* Risk analysis team focuses on North and East Africa
* Members include former intelligence personnel
By Ron Bousso
LONDON, Sept 12 Norway's Statoil is
setting up a political and security risk analysis team to
protect employees and assets in global hotspots after failing to
foresee a deadly attack in Algeria earlier this year, company
The oil and gas major said in a report on Thursday that it
missed a string of warning signs in the lead up to the January
attack by Islamist militants on the In Amenas gas facility deep
in the Sahara desert.
Some 40 workers, including five Statoil employees, were
killed during the four-day siege that ended when the Algerian
army raided the plant.
"The attack was a watershed moment for Statoil," a company
source said. "Security and political risk was largely outsourced
before then and it is now being brought back home."
Statoil had for years employed a political risk unit in Oslo
forming part of the communications department as "it was
perceived as more of a PR issue", the source said.
The new political risk and security threat assessment team,
part of Statoil's global strategy department, is being formed in
London and headed by Geir Westgaard, a former diplomat.
It includes analysts and former Western intelligence
personnel focused on North Africa, East Africa, Central Asia and
China, key investment regions for the company, according to
"This was an immediate reaction to what happened in Algeria.
Unless we have a really good handle on what the risks are in
countries we operate in, we will be disadvantaged," another
source close to the new team said.
Statoil is developing a $10 billion liquefied natural gas
(LNG) terminal in Tanzania, though the project has become
divisive due to fears energy could prove to be a "resource
curse", bringing the kind of unrest experienced by the
Democratic Republic of Congo and Nigeria.
"As energy and security become more closely linked in
people's minds, the recognition that they need to bolster the
security and political risk analysis has become clear," he said.
Statoil staff have yet to return to the In Amenas plant, a
joint venture with BP, with neighbouring Libya having
become "a large ungoverned space" and Mali having developed into
a "safe haven for jihadists and terrorists", the report said.
"Although unforeseen and unprecedented, an attack on In
Amenas should not have been entirely inconceivable," the 78-page
report said in a section titled "Failure of Imagination".
Oil companies around the world face growing political and
security instability in the Middle East and North Africa as a
result of the Arab Spring uprisings, a senior industry source
"Companies have been used to risks for a long time but risks
are increasing, especially in the Middle East.

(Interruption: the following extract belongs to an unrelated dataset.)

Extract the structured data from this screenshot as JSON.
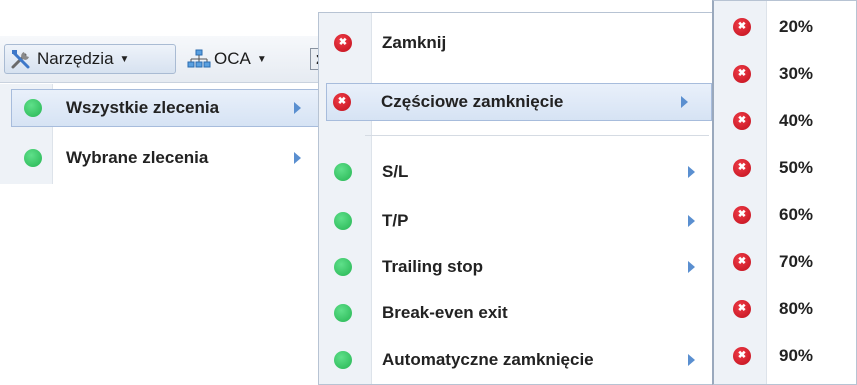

But under
dictatorships, things were easy because you dealt with one
person ... now you need to deal with countless parties and you
don't really know who calls the shots," he said.
"It takes a lot more sophistication and granular knowledge
on the ground to make business," he added.
Other oil majors, including Royal Dutch Shell and
BP, already have political risk divisions.
France's Total is considering forming a new
political and security risk division in London to expand its
Paris-based analysis team that is part of the public
communication department, company sources said.
A Statoil spokesman did not respond to queries by telephone